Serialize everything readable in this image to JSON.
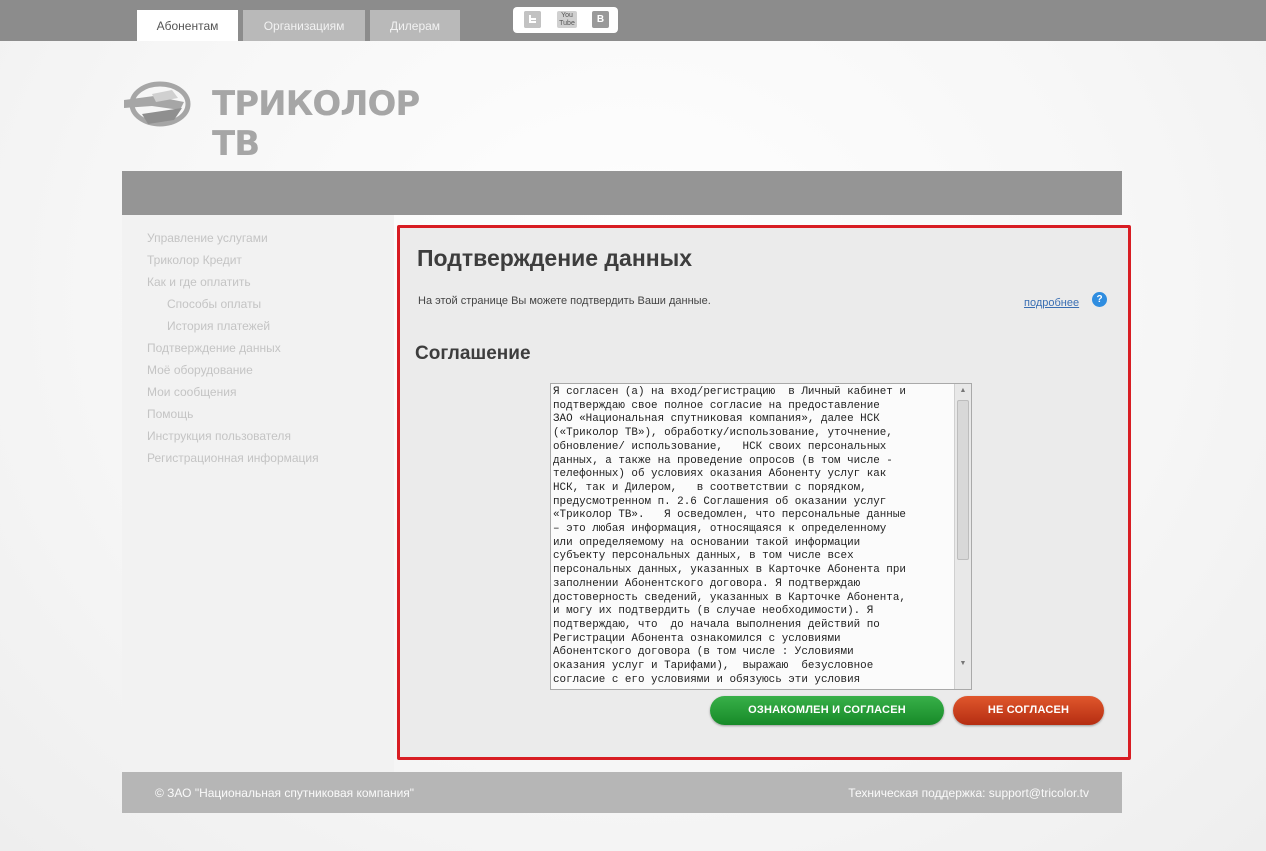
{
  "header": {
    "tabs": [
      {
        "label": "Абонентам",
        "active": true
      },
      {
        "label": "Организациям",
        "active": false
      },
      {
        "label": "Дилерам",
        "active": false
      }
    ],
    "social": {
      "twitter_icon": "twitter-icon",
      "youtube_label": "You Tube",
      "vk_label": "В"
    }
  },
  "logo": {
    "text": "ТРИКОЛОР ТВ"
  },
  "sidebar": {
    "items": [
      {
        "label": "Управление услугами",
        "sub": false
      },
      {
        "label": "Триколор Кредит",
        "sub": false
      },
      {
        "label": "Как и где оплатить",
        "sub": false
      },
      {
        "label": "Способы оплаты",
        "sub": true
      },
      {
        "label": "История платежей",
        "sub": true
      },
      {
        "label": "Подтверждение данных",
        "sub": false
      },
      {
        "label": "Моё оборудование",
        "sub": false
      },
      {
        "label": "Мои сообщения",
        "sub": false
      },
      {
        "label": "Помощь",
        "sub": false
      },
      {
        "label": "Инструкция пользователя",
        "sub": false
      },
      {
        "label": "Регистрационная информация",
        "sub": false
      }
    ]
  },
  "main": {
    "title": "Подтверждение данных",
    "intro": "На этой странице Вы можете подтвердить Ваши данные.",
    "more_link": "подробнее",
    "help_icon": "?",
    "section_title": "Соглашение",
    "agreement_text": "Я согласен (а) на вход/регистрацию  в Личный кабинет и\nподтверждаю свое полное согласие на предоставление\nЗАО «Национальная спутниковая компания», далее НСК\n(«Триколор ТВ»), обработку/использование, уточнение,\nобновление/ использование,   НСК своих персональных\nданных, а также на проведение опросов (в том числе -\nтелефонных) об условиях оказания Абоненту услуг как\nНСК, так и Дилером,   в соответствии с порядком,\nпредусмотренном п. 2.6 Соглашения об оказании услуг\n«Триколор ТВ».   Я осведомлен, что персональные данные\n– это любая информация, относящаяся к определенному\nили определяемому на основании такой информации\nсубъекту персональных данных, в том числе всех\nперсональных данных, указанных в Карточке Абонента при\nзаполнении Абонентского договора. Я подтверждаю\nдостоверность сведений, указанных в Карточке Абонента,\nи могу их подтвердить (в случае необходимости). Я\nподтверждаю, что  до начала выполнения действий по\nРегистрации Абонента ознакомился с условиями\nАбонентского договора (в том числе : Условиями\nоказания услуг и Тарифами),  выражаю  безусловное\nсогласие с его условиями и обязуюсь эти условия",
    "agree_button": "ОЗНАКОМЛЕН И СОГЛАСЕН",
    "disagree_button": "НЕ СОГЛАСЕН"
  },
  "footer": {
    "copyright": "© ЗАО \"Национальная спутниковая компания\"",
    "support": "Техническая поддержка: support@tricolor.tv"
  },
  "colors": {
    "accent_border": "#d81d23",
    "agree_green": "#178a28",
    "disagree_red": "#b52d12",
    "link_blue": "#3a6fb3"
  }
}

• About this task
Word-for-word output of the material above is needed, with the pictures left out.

• Response area
Serialize everything readable in this image to JSON.
{
  "header": {
    "tabs": [
      {
        "label": "Абонентам",
        "active": true
      },
      {
        "label": "Организациям",
        "active": false
      },
      {
        "label": "Дилерам",
        "active": false
      }
    ],
    "social": {
      "twitter_icon": "twitter-icon",
      "youtube_label": "You Tube",
      "vk_label": "В"
    }
  },
  "logo": {
    "text": "ТРИКОЛОР ТВ"
  },
  "sidebar": {
    "items": [
      {
        "label": "Управление услугами",
        "sub": false
      },
      {
        "label": "Триколор Кредит",
        "sub": false
      },
      {
        "label": "Как и где оплатить",
        "sub": false
      },
      {
        "label": "Способы оплаты",
        "sub": true
      },
      {
        "label": "История платежей",
        "sub": true
      },
      {
        "label": "Подтверждение данных",
        "sub": false
      },
      {
        "label": "Моё оборудование",
        "sub": false
      },
      {
        "label": "Мои сообщения",
        "sub": false
      },
      {
        "label": "Помощь",
        "sub": false
      },
      {
        "label": "Инструкция пользователя",
        "sub": false
      },
      {
        "label": "Регистрационная информация",
        "sub": false
      }
    ]
  },
  "main": {
    "title": "Подтверждение данных",
    "intro": "На этой странице Вы можете подтвердить Ваши данные.",
    "more_link": "подробнее",
    "help_icon": "?",
    "section_title": "Соглашение",
    "agreement_text": "Я согласен (а) на вход/регистрацию  в Личный кабинет и\nподтверждаю свое полное согласие на предоставление\nЗАО «Национальная спутниковая компания», далее НСК\n(«Триколор ТВ»), обработку/использование, уточнение,\nобновление/ использование,   НСК своих персональных\nданных, а также на проведение опросов (в том числе -\nтелефонных) об условиях оказания Абоненту услуг как\nНСК, так и Дилером,   в соответствии с порядком,\nпредусмотренном п. 2.6 Соглашения об оказании услуг\n«Триколор ТВ».   Я осведомлен, что персональные данные\n– это любая информация, относящаяся к определенному\nили определяемому на основании такой информации\nсубъекту персональных данных, в том числе всех\nперсональных данных, указанных в Карточке Абонента при\nзаполнении Абонентского договора. Я подтверждаю\nдостоверность сведений, указанных в Карточке Абонента,\nи могу их подтвердить (в случае необходимости). Я\nподтверждаю, что  до начала выполнения действий по\nРегистрации Абонента ознакомился с условиями\nАбонентского договора (в том числе : Условиями\nоказания услуг и Тарифами),  выражаю  безусловное\nсогласие с его условиями и обязуюсь эти условия",
    "agree_button": "ОЗНАКОМЛЕН И СОГЛАСЕН",
    "disagree_button": "НЕ СОГЛАСЕН"
  },
  "footer": {
    "copyright": "© ЗАО \"Национальная спутниковая компания\"",
    "support": "Техническая поддержка: support@tricolor.tv"
  },
  "colors": {
    "accent_border": "#d81d23",
    "agree_green": "#178a28",
    "disagree_red": "#b52d12",
    "link_blue": "#3a6fb3"
  }
}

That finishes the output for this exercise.